Unfortunately, thanks to Big Pharma, cholesterol-lowering drugs (i.e. statins) are quickly becoming the most prescribed drug in America. A 2012 CDC report found that “17% of those aged 40 to 59 took such medications, while use increased to 48% among those 75 and older.” The second most prescribed medication in America is generic Zocor (simvastatin), a cholesterol-lowering statin, with 94.1 million prescriptions in 2010. And the most profitable drug in the United States is Lipitor, the very first cholesterol-lowering statin drug on the market, with a 2010 revenue of $7.2 billion. From 1996 to 2012, Lipitor (i.e. atorvastatin) became the world’s best-selling drug of all time, with more than $125 billion in sales over approximately 14.5 years (Pfizer’s patent on atorvastatin expired in November 2011, and the drug is now available in generic forms such as Zocor, as mentioned earlier).
With millions of people taking these cholesterol-lowering drugs it’s no surprise that rates of dementia and Alzheimer’s Disease are on the rise. In a May 2013 article for AARP, Dr. Armon B. Neel Jr. writes: “A study published in the journal Pharmacotherapy in 2009 found that three out of four people using these drugs experienced adverse cognitive effects ‘probably or definitely related to’ the drug. The researchers also found that 905 of the patients who stopped statin therapy reported improvements in cognition, sometimes within days. In February 2012, the Food and Drug Administration ordered drug companies to add a new warning label about possible memory problems to the prescribing information for statins.” AARP recommends these patients talk to their doctors about getting off these drugs, and replace these dangerous statins with “a combination of sublingual (under-the-tongue) vitamin B12 (1,000 mcg daily), folic acid (800 mcg daily) and vitamin B6 (200 mg daily).”

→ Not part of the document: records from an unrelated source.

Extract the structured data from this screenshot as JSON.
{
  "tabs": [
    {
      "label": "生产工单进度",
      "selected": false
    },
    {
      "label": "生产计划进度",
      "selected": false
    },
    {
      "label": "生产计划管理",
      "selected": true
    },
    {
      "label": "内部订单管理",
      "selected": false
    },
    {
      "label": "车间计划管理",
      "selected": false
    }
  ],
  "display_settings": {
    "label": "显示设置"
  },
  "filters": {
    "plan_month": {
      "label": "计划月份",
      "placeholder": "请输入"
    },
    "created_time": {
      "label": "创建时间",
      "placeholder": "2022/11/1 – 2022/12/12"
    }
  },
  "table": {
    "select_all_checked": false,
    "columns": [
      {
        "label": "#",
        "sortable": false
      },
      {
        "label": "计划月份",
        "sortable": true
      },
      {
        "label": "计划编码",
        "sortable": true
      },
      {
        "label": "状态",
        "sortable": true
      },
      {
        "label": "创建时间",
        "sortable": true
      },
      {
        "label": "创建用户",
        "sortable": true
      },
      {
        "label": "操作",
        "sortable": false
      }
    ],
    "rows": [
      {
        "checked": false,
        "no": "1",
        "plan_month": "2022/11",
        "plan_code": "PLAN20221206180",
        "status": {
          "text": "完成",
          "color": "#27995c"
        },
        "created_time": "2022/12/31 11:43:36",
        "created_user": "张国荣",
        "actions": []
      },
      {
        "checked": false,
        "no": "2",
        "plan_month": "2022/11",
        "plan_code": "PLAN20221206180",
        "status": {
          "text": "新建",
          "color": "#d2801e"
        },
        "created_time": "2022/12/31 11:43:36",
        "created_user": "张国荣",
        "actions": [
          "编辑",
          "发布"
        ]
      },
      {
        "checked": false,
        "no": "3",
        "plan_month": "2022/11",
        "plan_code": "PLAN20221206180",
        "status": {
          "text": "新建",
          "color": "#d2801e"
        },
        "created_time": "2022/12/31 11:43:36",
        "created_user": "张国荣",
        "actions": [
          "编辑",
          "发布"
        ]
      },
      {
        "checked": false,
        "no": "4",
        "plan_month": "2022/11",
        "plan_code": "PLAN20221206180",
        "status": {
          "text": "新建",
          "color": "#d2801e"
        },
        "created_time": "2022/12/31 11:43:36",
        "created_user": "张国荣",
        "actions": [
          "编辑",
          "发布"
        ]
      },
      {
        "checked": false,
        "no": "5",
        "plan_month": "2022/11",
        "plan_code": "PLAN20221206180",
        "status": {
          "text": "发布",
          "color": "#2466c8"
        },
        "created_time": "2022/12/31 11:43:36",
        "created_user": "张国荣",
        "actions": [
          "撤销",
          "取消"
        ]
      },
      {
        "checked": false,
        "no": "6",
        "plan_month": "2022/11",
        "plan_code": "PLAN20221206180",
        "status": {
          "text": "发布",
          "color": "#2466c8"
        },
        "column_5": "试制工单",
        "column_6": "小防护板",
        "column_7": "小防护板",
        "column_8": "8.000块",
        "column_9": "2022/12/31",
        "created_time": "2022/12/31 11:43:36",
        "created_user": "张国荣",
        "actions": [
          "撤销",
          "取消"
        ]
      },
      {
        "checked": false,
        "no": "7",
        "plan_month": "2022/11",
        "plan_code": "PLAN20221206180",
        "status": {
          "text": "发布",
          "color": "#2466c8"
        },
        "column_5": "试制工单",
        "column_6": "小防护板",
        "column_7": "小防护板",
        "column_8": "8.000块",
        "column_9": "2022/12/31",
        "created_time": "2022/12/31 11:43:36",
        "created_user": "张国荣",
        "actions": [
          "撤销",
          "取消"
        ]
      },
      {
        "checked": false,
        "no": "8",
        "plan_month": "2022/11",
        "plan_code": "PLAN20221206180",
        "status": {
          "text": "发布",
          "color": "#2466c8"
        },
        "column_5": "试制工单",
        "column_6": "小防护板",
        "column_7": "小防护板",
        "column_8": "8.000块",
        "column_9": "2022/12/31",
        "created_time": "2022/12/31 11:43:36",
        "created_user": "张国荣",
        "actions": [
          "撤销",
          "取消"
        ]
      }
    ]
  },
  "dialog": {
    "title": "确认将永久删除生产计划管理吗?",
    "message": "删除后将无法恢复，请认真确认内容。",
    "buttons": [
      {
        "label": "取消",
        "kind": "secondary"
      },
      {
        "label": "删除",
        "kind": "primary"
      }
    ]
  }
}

Another study published in the journal Neurology found that higher levels of cholesterol actually decreases the risk of dementia in the elderly. “High cholesterol in late life was associated with decreased dementia risk, which is in contrast to previous studies suggesting high cholesterol in mid-life is a risk factor for later dementia,” conclude the study’s authors. “The conflicting results may be explained by the timing of the cholesterol measurements in relationship to age and the clinical onset of dementia.” The research was a joint venture of the Center on Aging and Health, the Alzheimer’s Disease Research Centers, the Department of Mental Health, The Johns Hopkins University Bloomberg School of Public Health, the Institute of Clinical Neurosciences, and others.